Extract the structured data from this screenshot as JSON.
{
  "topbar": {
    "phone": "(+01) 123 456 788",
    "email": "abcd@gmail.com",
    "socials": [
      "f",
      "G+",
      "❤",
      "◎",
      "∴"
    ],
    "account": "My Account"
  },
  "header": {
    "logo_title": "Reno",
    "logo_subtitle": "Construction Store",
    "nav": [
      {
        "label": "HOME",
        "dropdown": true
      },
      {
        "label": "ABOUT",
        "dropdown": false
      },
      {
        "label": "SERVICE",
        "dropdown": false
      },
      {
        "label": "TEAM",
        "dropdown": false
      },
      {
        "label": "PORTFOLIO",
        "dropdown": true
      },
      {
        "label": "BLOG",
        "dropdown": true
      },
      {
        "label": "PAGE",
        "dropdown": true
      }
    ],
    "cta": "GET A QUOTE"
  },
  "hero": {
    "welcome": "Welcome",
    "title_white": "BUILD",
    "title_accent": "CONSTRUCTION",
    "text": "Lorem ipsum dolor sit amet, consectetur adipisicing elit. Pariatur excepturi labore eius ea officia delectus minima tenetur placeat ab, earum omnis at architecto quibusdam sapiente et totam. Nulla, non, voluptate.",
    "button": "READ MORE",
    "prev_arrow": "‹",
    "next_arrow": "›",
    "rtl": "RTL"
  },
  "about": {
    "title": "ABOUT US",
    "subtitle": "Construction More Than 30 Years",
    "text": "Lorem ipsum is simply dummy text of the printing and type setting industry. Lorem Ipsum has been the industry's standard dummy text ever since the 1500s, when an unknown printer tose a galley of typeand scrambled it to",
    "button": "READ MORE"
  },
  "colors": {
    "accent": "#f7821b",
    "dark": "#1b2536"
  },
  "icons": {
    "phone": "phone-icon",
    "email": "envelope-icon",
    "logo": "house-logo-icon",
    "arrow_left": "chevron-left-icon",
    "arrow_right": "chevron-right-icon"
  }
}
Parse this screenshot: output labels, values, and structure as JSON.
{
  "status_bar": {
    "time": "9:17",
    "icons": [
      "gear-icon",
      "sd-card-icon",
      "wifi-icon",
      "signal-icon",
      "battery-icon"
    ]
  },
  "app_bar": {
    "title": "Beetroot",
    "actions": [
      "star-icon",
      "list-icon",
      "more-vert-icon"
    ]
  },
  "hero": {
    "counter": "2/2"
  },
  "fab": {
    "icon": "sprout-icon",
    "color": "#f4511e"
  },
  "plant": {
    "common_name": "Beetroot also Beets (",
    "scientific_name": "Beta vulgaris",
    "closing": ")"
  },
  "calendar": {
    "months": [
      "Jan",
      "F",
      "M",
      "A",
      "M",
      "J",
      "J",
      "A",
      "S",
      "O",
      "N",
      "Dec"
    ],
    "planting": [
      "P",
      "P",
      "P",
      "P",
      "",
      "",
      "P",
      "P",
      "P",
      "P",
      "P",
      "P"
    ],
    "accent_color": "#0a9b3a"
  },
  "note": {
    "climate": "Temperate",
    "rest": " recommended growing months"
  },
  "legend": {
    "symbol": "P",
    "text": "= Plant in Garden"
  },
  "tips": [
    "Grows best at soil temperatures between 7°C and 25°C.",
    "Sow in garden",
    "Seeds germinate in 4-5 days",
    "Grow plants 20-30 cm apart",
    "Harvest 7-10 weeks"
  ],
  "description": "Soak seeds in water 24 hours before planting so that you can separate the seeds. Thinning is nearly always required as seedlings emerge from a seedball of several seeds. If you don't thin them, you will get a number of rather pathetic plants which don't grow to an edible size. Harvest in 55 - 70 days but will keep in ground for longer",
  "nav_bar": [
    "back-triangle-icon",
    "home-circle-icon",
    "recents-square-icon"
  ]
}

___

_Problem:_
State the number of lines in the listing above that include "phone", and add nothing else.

_Answer box:_
2